The bronze hands stand stolidly on my table next to my usual seat by the window. Whenever I see those wrinkled bronze fingers extended, touching each other in a posture of prayer, I think about supplication. With the sun gently shining on it, they look like a prayer set in stone. Prayer is such a living, dynamic thing though that no statue can truly capture what it’s like. Just as you can’t really distill an hour-long conversation into just one word, picturing prayer with just one image doesn’t do it justice. Prayer takes in so many situations, opportunities, hopes, challenges, fears, requests, praises, thanksgivings, desires. But at the heart of it all is spending time with our Loving Savior. Quality time isn’t always a breeze.
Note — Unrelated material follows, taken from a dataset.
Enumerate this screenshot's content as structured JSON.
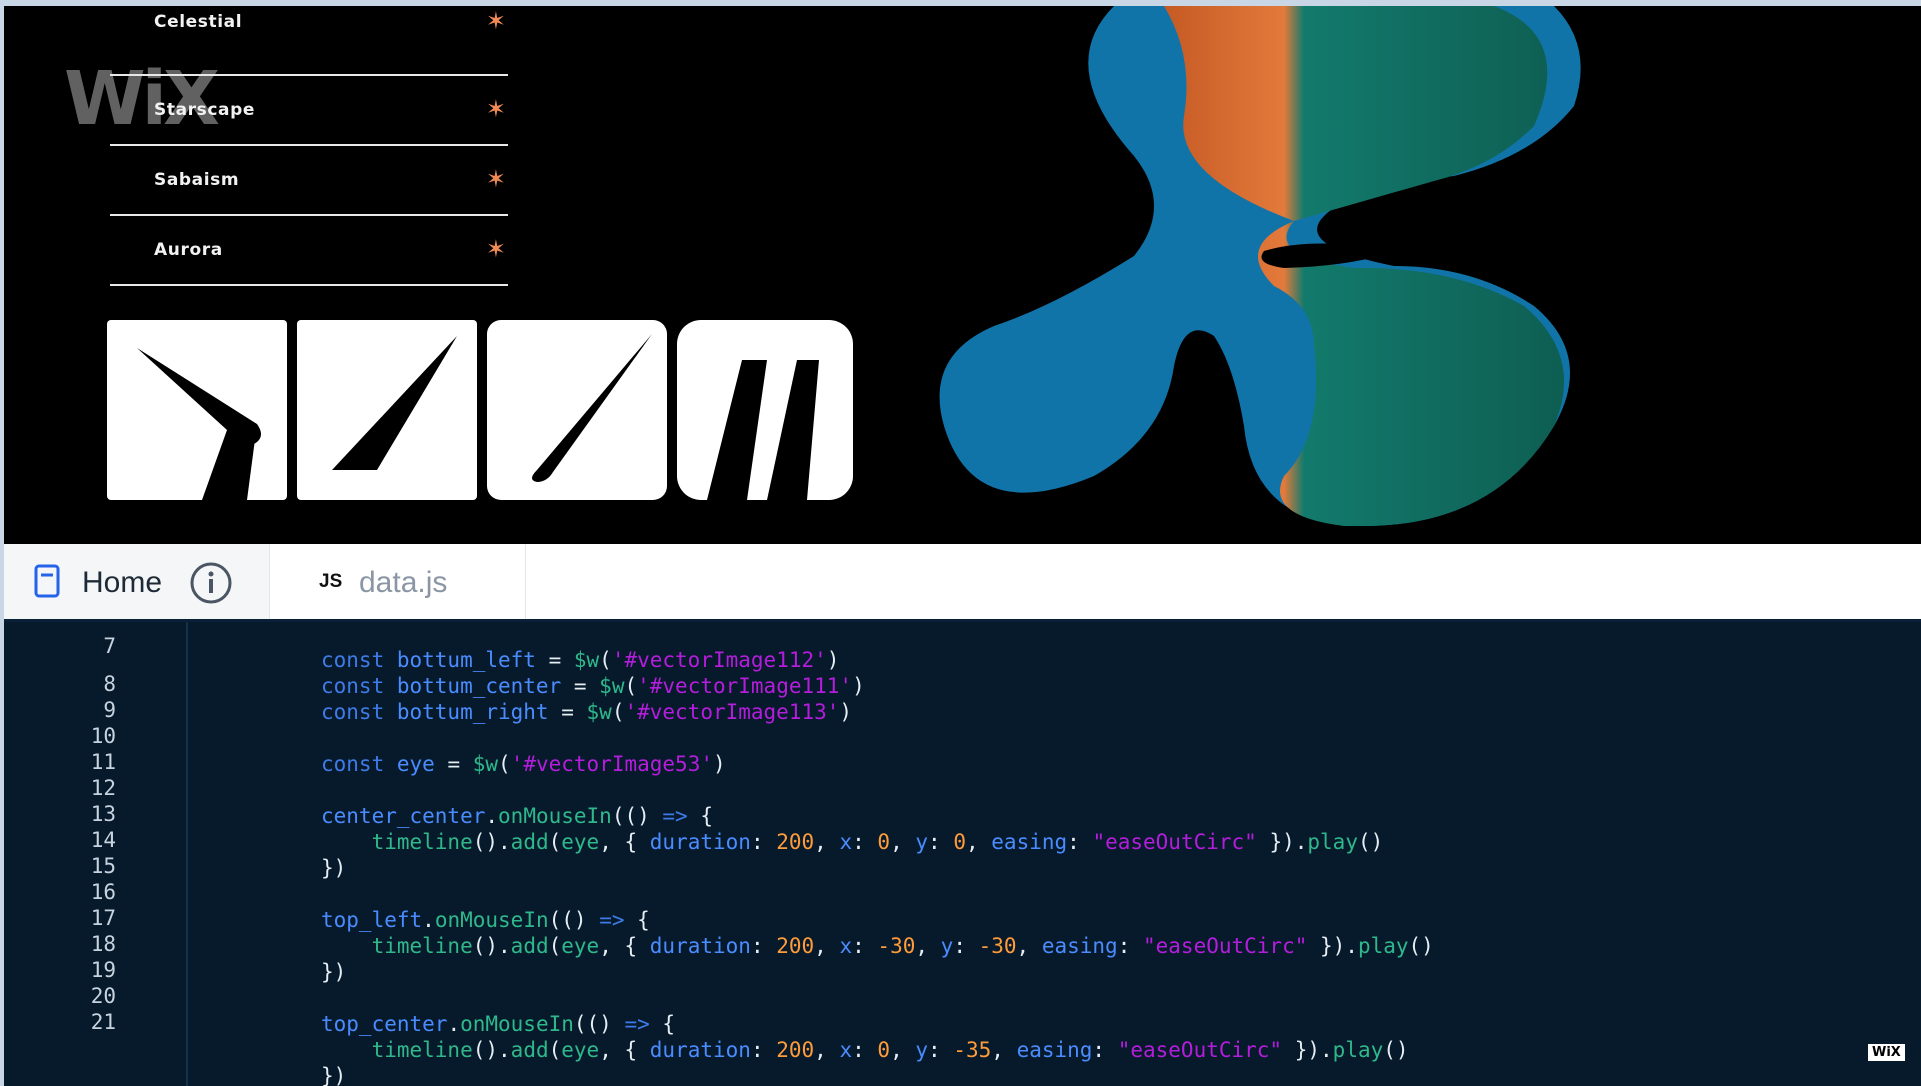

Sometimes coming to God in prayer means agonizing over barriers and troubles in our way. But we can have confidence in the One who’s listening. The Psalms testify about how God listens attentively to all our stories, pleas, frustrations, hopes, dreams, and confessions. Psalm 9:9-10 puts it this way: “The Lord also will be a refuge for the oppressed, A refuge in times of trouble. And those who know Your name will put their trust in You; For You, Lord, have not forsaken those who seek You.” As we begin a new week near the beginning of a new year, let’s remember that God always has an attentive, listening ear trained on every prayer we speak. He is our Gracious, Loving Confidant!